* PROVIDED DATA
------------------------

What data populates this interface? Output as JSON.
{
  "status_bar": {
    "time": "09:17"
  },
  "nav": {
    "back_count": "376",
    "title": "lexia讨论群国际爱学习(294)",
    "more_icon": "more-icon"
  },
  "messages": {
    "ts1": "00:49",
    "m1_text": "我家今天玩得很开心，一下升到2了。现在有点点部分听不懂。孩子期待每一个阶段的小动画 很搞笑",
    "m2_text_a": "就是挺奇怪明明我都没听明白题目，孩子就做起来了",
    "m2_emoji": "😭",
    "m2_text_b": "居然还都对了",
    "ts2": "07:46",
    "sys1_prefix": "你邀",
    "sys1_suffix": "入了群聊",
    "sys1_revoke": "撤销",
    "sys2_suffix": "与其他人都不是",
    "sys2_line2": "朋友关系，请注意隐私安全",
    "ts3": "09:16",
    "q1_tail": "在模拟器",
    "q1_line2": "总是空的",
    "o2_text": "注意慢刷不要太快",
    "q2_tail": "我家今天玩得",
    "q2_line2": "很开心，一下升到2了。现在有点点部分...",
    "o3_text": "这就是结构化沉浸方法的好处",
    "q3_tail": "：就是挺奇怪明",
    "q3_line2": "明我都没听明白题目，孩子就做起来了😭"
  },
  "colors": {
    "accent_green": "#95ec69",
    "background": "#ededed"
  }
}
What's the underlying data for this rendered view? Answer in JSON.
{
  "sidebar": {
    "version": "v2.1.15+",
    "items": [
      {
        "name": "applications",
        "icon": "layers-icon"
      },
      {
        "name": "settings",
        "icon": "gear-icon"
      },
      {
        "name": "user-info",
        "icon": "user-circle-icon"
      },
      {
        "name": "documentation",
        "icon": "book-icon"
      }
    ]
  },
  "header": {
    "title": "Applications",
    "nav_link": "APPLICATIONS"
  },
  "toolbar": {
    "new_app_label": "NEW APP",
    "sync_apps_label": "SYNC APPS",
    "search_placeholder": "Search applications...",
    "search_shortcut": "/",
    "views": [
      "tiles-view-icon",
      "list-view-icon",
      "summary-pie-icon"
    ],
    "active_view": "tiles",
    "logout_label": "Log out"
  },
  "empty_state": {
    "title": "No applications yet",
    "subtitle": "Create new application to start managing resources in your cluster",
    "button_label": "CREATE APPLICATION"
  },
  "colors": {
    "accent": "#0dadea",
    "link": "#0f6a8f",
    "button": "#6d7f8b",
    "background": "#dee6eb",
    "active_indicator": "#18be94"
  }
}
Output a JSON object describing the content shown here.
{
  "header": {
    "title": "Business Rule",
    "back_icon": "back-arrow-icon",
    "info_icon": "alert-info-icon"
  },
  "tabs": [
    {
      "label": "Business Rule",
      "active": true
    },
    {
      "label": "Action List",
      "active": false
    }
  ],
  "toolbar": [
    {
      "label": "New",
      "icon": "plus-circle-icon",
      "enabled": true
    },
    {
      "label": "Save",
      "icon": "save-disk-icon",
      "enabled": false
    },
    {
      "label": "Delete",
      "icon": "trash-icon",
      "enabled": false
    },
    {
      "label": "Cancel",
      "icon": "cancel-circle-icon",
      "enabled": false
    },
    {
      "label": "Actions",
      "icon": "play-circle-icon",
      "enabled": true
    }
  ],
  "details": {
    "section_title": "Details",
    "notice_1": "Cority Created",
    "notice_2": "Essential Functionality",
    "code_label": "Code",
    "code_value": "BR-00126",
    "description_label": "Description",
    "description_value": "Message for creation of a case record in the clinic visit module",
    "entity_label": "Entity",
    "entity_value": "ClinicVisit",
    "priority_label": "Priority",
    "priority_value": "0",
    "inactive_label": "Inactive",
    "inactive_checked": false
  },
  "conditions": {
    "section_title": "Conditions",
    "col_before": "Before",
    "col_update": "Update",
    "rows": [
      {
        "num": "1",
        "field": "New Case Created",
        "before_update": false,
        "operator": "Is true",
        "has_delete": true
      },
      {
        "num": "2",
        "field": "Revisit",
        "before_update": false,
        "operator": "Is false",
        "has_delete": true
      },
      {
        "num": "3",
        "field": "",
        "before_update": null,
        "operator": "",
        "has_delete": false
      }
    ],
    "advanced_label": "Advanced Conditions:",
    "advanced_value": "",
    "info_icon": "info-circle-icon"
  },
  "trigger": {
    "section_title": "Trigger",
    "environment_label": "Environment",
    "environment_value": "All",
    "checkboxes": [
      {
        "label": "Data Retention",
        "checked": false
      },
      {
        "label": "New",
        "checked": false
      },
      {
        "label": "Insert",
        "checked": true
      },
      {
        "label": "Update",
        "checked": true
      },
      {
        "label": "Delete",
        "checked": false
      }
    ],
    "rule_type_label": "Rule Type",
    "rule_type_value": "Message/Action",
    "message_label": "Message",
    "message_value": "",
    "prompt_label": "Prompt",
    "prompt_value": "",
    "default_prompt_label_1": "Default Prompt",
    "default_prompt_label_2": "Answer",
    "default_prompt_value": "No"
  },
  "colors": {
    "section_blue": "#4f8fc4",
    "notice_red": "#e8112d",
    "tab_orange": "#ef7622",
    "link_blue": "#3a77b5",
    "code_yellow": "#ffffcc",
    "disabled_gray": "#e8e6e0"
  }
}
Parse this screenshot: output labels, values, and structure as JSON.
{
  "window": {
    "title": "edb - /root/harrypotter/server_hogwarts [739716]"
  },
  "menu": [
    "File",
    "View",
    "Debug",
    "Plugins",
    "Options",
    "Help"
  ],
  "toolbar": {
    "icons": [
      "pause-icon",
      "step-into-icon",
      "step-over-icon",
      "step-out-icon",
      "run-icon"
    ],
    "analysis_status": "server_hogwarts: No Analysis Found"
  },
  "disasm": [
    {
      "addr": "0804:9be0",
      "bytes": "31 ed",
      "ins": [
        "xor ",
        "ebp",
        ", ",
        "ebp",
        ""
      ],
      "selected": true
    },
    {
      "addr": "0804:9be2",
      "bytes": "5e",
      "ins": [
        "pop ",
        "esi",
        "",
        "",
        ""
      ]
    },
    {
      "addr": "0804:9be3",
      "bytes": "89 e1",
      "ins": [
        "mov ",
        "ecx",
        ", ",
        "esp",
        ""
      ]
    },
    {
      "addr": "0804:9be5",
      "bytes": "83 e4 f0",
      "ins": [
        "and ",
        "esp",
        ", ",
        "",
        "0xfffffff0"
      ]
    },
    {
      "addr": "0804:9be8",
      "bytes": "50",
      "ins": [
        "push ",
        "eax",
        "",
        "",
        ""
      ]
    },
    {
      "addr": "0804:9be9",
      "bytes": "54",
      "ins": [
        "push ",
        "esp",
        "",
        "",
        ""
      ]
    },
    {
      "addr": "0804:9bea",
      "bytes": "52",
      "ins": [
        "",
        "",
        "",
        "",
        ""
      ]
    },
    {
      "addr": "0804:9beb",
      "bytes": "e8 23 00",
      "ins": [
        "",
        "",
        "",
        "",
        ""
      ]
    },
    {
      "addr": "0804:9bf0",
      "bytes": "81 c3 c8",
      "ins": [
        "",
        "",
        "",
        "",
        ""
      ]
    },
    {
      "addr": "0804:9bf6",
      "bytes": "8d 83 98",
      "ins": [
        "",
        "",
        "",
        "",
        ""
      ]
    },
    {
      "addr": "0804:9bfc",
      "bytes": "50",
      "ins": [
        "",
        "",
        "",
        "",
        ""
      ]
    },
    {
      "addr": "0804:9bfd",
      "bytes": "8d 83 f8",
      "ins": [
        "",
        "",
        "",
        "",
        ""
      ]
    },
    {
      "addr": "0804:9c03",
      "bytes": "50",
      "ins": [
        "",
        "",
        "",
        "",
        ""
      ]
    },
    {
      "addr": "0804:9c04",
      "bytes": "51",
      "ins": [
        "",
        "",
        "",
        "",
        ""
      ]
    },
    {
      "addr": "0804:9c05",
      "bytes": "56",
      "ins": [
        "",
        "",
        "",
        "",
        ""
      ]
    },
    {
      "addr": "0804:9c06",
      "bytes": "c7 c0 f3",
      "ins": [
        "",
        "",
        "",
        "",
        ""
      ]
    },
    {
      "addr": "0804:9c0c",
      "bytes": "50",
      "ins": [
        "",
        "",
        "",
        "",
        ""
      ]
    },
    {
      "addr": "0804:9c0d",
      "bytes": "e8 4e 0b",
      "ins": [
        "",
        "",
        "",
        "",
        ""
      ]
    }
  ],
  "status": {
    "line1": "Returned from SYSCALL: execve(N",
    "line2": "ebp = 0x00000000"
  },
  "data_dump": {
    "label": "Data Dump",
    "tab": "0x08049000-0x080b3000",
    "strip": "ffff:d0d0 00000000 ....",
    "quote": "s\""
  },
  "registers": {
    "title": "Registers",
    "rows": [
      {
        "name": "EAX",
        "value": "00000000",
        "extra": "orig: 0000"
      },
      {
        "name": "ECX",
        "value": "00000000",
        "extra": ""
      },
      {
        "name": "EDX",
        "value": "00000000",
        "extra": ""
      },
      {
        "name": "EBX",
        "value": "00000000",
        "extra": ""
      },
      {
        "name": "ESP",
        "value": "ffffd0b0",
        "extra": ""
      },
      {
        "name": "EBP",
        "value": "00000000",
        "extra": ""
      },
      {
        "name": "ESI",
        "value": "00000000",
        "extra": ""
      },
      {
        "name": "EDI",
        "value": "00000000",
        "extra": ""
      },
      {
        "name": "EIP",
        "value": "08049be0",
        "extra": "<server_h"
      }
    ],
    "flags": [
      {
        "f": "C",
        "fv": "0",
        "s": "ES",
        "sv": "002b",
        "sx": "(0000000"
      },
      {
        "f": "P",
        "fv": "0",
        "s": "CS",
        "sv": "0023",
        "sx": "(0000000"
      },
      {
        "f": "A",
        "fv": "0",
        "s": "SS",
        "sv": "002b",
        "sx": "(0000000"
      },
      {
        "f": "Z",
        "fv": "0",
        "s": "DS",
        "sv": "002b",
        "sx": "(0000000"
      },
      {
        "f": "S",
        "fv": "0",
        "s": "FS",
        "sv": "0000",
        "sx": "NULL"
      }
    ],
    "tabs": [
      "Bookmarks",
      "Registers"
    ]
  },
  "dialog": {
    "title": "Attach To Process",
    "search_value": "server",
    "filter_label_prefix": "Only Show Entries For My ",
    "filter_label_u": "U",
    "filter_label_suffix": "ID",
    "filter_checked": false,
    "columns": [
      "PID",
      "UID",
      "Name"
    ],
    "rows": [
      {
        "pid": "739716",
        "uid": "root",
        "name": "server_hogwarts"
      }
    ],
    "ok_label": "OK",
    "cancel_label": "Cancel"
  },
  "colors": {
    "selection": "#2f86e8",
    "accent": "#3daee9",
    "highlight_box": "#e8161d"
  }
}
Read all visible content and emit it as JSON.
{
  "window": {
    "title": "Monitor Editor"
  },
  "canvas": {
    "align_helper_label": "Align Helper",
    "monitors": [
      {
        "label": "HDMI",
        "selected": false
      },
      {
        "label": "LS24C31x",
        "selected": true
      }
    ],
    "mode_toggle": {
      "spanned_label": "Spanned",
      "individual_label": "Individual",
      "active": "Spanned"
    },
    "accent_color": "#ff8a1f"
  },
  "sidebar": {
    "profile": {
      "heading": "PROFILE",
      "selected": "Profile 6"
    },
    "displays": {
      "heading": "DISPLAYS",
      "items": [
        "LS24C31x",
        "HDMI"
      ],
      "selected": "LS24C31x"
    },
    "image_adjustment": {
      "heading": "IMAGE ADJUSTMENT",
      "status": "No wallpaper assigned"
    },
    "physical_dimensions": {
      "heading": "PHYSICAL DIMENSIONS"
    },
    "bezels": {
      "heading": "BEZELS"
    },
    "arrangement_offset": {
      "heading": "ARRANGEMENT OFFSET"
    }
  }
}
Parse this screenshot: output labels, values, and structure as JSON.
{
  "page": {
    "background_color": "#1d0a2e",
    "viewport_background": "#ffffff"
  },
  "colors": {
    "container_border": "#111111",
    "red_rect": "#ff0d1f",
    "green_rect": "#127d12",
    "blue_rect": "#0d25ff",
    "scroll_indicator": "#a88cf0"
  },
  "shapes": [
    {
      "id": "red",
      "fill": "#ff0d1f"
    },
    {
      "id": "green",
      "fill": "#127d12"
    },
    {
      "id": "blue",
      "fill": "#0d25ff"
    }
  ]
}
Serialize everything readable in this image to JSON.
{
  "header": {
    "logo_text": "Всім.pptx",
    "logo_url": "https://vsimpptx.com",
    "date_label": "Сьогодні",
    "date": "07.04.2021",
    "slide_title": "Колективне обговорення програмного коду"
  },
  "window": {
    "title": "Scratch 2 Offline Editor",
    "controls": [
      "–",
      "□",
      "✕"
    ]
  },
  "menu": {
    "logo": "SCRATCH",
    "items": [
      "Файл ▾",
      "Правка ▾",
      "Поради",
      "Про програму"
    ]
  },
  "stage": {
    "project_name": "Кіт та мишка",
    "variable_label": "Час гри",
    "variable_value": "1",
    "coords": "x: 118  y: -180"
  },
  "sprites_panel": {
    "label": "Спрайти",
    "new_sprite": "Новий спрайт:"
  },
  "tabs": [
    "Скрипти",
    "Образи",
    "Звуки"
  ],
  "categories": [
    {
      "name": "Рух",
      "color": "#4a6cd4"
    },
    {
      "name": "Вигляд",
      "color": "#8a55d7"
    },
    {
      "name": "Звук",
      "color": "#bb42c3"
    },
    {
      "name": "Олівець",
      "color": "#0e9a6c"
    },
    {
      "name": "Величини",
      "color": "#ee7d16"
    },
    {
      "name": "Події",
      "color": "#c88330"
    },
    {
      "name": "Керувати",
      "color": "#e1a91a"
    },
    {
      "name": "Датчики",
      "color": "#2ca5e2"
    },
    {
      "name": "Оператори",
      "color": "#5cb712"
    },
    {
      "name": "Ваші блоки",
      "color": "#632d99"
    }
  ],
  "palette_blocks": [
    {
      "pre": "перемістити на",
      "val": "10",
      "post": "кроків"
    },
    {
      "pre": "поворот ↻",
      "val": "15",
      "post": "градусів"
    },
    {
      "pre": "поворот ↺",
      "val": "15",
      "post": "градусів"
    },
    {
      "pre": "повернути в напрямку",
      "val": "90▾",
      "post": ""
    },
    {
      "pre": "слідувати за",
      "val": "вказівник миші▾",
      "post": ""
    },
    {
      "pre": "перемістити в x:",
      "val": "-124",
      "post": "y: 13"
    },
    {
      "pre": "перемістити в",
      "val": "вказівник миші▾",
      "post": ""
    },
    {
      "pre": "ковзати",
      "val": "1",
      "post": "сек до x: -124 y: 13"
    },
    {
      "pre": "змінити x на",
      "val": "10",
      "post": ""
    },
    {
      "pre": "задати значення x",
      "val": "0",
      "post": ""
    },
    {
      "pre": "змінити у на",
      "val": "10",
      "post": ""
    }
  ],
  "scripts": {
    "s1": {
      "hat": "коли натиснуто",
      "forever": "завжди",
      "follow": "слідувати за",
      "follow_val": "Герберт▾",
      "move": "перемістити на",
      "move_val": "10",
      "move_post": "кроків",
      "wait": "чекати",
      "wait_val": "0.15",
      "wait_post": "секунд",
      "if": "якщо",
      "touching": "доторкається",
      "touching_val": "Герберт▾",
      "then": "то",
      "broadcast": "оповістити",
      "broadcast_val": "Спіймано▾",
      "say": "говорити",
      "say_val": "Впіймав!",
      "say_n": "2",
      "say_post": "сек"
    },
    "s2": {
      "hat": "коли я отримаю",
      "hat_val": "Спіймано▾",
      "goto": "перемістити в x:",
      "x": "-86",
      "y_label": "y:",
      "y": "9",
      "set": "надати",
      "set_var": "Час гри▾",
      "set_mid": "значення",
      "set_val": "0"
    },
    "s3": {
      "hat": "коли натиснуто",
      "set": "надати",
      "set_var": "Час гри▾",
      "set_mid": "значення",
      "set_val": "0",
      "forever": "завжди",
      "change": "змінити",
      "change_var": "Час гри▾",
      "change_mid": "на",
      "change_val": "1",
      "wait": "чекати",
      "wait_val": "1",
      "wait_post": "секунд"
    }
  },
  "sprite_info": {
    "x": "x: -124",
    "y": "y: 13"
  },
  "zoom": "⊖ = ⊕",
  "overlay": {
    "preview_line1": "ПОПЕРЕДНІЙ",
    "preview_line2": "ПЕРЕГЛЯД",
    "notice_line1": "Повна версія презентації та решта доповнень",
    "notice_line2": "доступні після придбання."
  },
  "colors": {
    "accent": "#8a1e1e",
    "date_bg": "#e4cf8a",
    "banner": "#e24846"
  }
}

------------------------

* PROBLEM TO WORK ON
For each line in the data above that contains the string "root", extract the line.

* EXERCISE OUTPUT
    "title": "edb - /root/harrypotter/server_hogwarts [739716]"
        "uid": "root",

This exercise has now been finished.